Although the costs of Sellafield are primarily associated with handling waste from old nuclear plants, including postwar weapons programmes, the NAO’s report offers up the question of whether cost estimates for decommissioning future nuclear power plants may also have been underestimated.
It is impossible to determine if this is true. However, a glance at the figures suggests that even if decommissioning and waste disposal costs for future plants were double or triple current government estimates, that wouldn’t significantly change the economics of new nuclear plants (the fact that they’re more expensive than other power options today).
Nuclear proponents sometimes argue that a unit of reliable nuclear energy is worth more than a unit of intermittent solar or wind energy. But what really matters financially is the full cost of nuclear (including nuclear waste storage) vs the full cost of wind/solar energy backed up by energy storage storage systems or natural gas power plants. In a hypothetical 100% nuclear vs 100% renewable world, it is not realistic to compare nuclear power to renewable power plants that are not backed up (and then use their intermittency against them).

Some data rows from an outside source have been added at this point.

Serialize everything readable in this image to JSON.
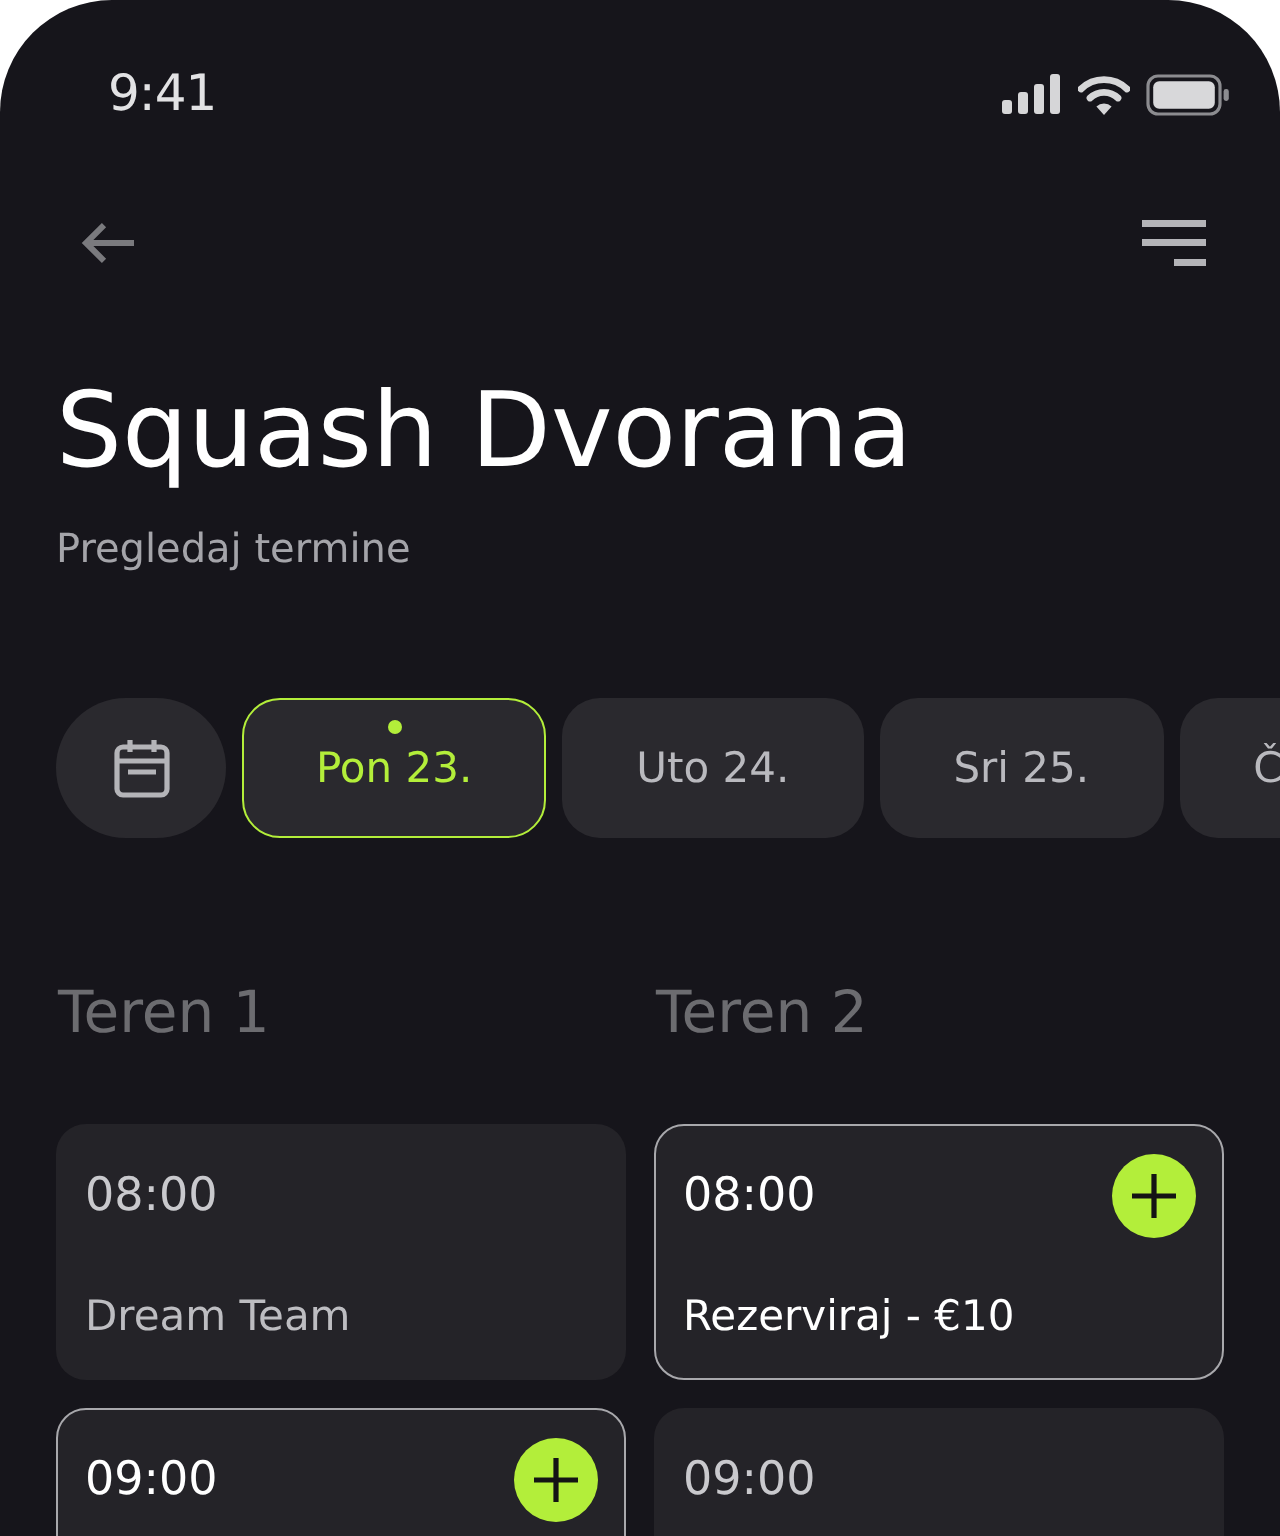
{
  "status_bar": {
    "time": "9:41"
  },
  "header": {
    "title": "Squash Dvorana",
    "subtitle": "Pregledaj termine"
  },
  "dates": [
    {
      "label": "Pon 23.",
      "selected": true
    },
    {
      "label": "Uto 24.",
      "selected": false
    },
    {
      "label": "Sri 25.",
      "selected": false
    },
    {
      "label": "Č",
      "selected": false
    }
  ],
  "courts": [
    {
      "name": "Teren 1",
      "slots": [
        {
          "time": "08:00",
          "label": "Dream Team",
          "available": false
        },
        {
          "time": "09:00",
          "available": true
        }
      ]
    },
    {
      "name": "Teren 2",
      "slots": [
        {
          "time": "08:00",
          "label": "Rezerviraj - €10",
          "available": true
        },
        {
          "time": "09:00",
          "available": false
        }
      ]
    }
  ]
}
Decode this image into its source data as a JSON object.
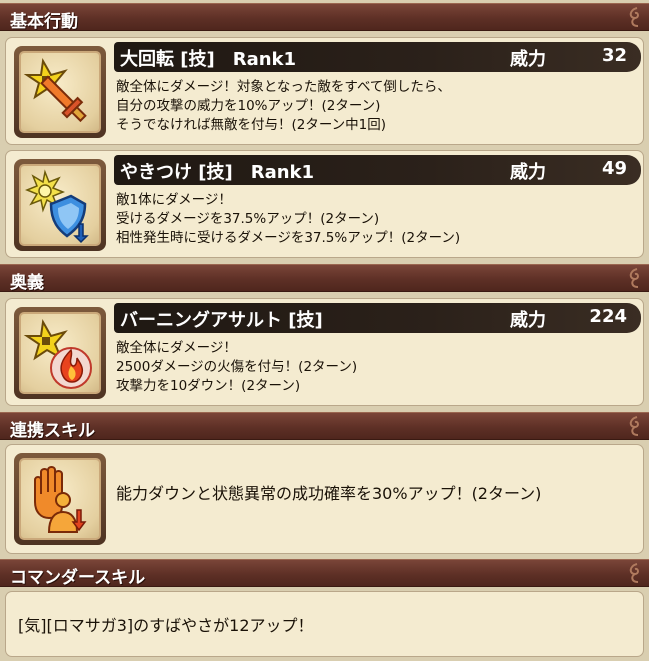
{
  "sections": {
    "basic": {
      "title": "基本行動"
    },
    "ougi": {
      "title": "奥義"
    },
    "renkei": {
      "title": "連携スキル"
    },
    "commander": {
      "title": "コマンダースキル"
    }
  },
  "power_label": "威力",
  "skills": [
    {
      "name": "大回転 [技]　Rank1",
      "power": "32",
      "icon": "shuriken-sword-icon",
      "lines": [
        "敵全体にダメージ！対象となった敵をすべて倒したら、",
        "自分の攻撃の威力を10%アップ！(2ターン)",
        "そうでなければ無敵を付与！(2ターン中1回)"
      ]
    },
    {
      "name": "やきつけ [技]　Rank1",
      "power": "49",
      "icon": "burst-shield-down-icon",
      "lines": [
        "敵1体にダメージ！",
        "受けるダメージを37.5%アップ！(2ターン)",
        "相性発生時に受けるダメージを37.5%アップ！(2ターン)"
      ]
    },
    {
      "name": "バーニングアサルト [技]",
      "power": "224",
      "icon": "shuriken-flame-icon",
      "lines": [
        "敵全体にダメージ！",
        "2500ダメージの火傷を付与！(2ターン)",
        "攻撃力を10ダウン！(2ターン)"
      ]
    }
  ],
  "renkei_skill": {
    "icon": "debuff-hand-icon",
    "text": "能力ダウンと状態異常の成功確率を30%アップ！(2ターン)"
  },
  "commander_skill": {
    "text": "[気][ロマサガ3]のすばやさが12アップ！"
  },
  "colors": {
    "header_bg": "#5e3026",
    "card_bg": "#f4ebd0",
    "name_bar_bg": "#1f1812"
  }
}
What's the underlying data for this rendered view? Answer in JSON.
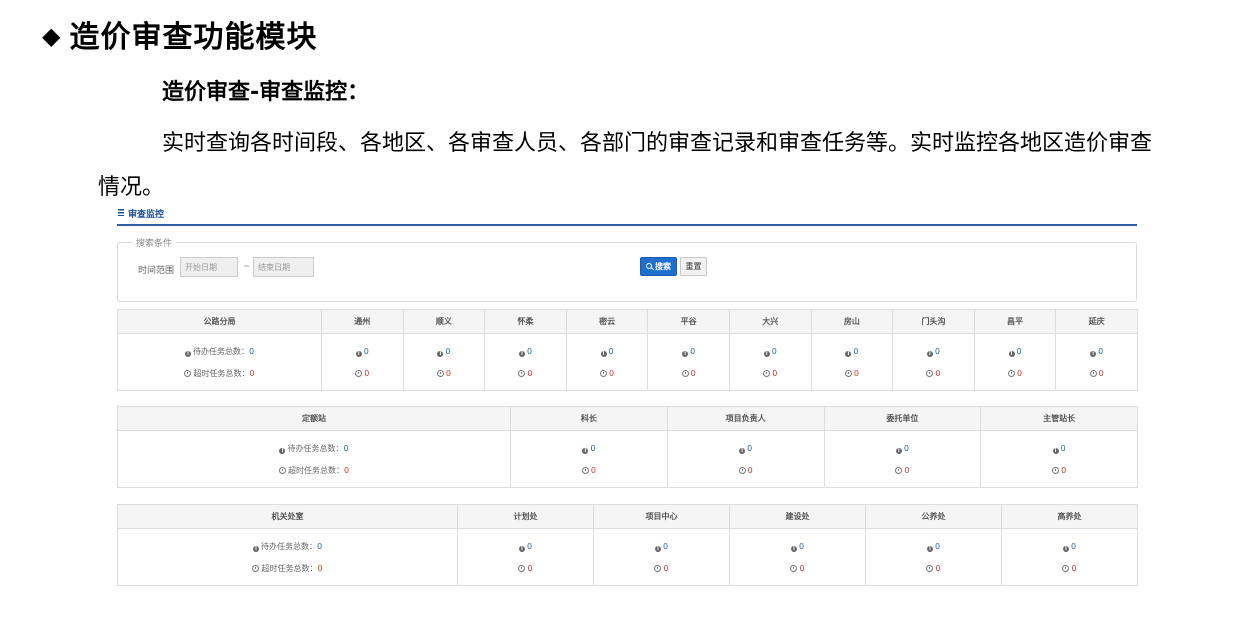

They have to be backed up, and the cost associated with that should be included to be fair. Solar and wind power plants with the right amount of energy storage are more reliable than nuclear, even when they are undergoing maintenance. Batteries keep the lights on, even when the wind is not blowing.
Furthermore, however, it should be noted that up to a certain grid penetration, wind and solar intermittency is not much of an issue. Additionally, with wind turbines and solar panels spread across large geographic area and connected via the grid, the intermittency is often balanced out, making the penetration level at which storage is critical quite high. So, every MW of wind or solar doesn’t require 1 MW of storage or natural gas.
In the end, there’s a reason why 40% of new power generation capacity installed in the past 4 years in Europe and the US has been wind power, and why nuclear power has been anything but a popular option — wind (as well as natural gas) is cheaper than nuclear power.
In the US, according to the Department of Energy (DOE), the median levelized cost of energy (LCOE) from onshore wind is $0.05/kWh while it is $0.06/kWh for nuclear. (However, wind costs are falling and nuclear costs only seem to rise.) Similarly, here’s another chart from the Guardian on the UK’s LCOE numbers:
I have a keen interest in physics-intensive topics such as electricity generation, refrigeration and air conditioning technology, energy storage, geography, and much more. My website is: Kompulsa.